Fact 4 - You can help stop COVID-19 by knowing the signs and symptoms:
- Shortness of breath
Seek medical advice if you develop symptoms AND
Have been in close contact with a person known to have COVID-19 or live in or have recently traveled from an area with ongoing spread of COVID-19. Call ahead before you go to a doctor’s office or emergency room. Tell them about your recent travel and your symptoms.
Fact 5 - There are simple things you can do to help keep yourself and others healthy:
- Wash your hands often with soap and water for at least 20 seconds, especially after blowing your nose, coughing, or sneezing; going to the bathroom; and before eating or preparing food.
- Avoid touching your eyes, nose, and mouth with unwashed hands.
- Stay home when you are sick.
- Cover your cough or sneeze with a tissue, then throw the tissue in the trash.
Page last reviewed: March 1, 2020
Content source: National Center for Immunization and Respiratory Diseases (NCIRD), Division of Viral Diseases
Frequently asked questions
What is a coronavirus?

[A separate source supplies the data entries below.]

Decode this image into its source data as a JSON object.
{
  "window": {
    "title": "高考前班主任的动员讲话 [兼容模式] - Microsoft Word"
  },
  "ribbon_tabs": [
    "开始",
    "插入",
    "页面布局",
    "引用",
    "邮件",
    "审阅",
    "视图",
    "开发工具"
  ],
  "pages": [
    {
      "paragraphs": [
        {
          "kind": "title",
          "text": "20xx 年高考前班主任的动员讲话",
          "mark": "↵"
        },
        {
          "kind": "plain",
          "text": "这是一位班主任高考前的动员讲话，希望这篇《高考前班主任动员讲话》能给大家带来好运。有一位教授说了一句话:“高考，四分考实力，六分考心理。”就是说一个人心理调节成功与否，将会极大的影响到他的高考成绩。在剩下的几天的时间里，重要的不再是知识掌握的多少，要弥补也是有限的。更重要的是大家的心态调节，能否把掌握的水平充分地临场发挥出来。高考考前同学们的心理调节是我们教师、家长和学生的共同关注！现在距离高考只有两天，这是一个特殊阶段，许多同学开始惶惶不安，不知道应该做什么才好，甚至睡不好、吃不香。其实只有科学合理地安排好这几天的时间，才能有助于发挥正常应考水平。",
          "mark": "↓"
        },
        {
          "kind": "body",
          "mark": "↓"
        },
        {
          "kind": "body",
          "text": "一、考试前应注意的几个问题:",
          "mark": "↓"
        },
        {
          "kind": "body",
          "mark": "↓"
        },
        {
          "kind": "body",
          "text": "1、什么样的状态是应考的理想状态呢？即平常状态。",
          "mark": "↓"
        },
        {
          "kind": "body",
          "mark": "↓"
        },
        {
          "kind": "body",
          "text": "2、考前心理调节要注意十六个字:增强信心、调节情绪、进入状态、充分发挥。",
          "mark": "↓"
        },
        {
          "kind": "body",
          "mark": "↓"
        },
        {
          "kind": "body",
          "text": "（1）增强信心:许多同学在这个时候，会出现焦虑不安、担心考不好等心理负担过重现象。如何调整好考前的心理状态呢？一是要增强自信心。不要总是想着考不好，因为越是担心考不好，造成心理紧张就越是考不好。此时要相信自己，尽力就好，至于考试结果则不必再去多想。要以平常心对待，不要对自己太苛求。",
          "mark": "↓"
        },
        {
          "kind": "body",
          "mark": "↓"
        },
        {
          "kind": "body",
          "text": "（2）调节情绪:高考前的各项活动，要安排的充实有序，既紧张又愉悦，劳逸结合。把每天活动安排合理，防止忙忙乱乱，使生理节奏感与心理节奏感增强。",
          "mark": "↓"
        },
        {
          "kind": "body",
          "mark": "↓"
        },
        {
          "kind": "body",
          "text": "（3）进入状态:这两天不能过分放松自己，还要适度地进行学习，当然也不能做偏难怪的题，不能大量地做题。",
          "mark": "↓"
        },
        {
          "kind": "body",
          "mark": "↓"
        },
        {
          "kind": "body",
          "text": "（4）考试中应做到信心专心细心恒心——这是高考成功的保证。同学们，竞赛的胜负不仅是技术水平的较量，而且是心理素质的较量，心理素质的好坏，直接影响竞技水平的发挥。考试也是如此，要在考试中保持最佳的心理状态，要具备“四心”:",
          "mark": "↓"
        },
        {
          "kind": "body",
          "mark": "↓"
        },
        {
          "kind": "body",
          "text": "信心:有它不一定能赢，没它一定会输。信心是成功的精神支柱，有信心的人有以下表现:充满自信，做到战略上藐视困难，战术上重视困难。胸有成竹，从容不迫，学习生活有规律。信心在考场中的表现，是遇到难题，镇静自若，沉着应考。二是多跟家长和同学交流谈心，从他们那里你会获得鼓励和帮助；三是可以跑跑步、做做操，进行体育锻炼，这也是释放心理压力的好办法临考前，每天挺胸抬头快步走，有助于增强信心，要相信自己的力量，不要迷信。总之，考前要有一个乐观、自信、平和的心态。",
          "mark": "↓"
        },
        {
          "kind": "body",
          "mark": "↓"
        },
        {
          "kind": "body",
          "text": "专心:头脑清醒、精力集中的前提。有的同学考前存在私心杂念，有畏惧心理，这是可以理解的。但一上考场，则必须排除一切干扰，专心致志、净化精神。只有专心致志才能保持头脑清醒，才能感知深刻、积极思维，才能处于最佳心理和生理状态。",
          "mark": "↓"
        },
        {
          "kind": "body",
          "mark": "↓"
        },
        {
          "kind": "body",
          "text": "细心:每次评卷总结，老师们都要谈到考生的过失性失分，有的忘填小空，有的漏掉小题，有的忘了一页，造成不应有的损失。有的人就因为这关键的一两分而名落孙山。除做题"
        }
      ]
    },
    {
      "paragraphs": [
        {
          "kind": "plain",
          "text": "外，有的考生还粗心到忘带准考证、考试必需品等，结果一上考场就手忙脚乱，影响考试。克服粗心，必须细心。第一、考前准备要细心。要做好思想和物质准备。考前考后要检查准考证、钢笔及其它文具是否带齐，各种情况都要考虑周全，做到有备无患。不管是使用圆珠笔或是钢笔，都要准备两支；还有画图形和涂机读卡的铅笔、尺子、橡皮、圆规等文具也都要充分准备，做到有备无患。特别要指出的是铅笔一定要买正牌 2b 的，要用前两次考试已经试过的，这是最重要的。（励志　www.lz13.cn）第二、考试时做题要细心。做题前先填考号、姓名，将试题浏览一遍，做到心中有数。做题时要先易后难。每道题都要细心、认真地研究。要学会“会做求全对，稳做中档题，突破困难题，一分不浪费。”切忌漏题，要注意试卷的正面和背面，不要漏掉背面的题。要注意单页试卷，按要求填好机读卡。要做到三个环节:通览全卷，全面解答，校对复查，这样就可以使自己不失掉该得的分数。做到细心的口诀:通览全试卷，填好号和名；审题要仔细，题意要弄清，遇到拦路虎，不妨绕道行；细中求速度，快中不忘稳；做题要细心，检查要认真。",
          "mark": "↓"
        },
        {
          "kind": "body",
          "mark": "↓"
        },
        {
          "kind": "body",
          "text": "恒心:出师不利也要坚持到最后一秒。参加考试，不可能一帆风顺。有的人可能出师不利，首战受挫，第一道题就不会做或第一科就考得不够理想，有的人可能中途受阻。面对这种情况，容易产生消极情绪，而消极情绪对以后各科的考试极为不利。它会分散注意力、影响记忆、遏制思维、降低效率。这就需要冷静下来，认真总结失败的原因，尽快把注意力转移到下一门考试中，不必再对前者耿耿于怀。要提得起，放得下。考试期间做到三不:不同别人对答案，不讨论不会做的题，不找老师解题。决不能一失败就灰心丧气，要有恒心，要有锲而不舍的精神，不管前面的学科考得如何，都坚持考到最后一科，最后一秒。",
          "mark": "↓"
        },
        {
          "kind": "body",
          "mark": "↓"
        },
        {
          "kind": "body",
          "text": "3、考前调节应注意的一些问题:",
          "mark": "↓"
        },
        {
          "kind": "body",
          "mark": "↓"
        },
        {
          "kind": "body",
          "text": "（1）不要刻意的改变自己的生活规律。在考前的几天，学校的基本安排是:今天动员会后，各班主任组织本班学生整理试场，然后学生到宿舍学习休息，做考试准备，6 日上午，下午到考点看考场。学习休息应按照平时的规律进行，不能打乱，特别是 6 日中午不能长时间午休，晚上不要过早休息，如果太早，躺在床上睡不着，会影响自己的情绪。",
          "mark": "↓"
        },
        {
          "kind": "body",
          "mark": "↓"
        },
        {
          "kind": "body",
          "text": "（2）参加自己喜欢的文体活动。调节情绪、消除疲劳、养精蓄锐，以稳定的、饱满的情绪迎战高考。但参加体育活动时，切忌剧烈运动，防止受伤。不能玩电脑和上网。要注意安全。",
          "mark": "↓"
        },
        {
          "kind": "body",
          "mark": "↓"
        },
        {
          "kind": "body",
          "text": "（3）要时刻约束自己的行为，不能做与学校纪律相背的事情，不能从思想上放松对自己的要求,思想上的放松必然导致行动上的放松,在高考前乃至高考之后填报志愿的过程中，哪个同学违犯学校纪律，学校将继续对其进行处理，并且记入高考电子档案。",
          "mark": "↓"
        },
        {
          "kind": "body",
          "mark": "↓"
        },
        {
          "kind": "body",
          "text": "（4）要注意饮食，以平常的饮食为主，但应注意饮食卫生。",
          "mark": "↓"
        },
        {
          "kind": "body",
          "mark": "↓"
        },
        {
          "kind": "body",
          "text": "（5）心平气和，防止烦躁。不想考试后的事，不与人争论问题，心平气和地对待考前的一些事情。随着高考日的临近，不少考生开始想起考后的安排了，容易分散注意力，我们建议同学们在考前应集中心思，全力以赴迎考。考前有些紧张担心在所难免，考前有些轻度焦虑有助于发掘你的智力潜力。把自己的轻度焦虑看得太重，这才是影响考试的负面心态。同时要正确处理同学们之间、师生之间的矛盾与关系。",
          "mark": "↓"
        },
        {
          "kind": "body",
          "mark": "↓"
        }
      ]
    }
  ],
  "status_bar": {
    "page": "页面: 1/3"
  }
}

Coronavirus is a type of virus that causes diseases of varying severities, ranging from the common cold to more serious respiratory disease. A novel (new) coronavirus is a new strain of coronavirus that hasn’t been identified before in humans.
Who gets coronavirus?
Coronaviruses are normally found in animals but can be spread to humans. Some coronaviruses are also spread from person to person. Recently, hundreds of cases of pneumonia associated with a novel coronavirus in Wuhan City have been identified.
How is coronavirus spread?
Human coronaviruses most commonly spread from an infected person to others through:
- Coughing and sneezing
- Close personal contact, such as touching or shaking hands
- Touching an object or surface with the virus on it, then touching your mouth, nose, or eyes before washing your hands
- Rarely, fecal contamination
People who have traveled to Wuhan, China since December 1, 2019, could have been exposed to the virus. Seek medical care if you traveled to Wuhan and develop a fever or respiratory symptoms within 14 days of your return.
What are the symptoms of disease?
- Difficulty breathing
- Severe illness
Complications and outcomes of this virus are still being investigated.
How is novel coronavirus treated?
There is no specific treatment for illness caused by a novel coronavirus. However, many of the symptoms can be treated. Treatment will be based on the patient's condition. There is no vaccine for novel coronavirus.
How can I protect myself when I travel?
Novel coronavirus infection is rare. Activities that can prevent the spread of more common respiratory infections, like the flu, can be effective at preventing the spread of novel coronavirus. This includes washing your hands, avoid touching your eyes, nose and mouth, and limit close contact with people who are sick.
Information and updates subject to change.
If this is a life- or limb-threatening emergency, please call 911.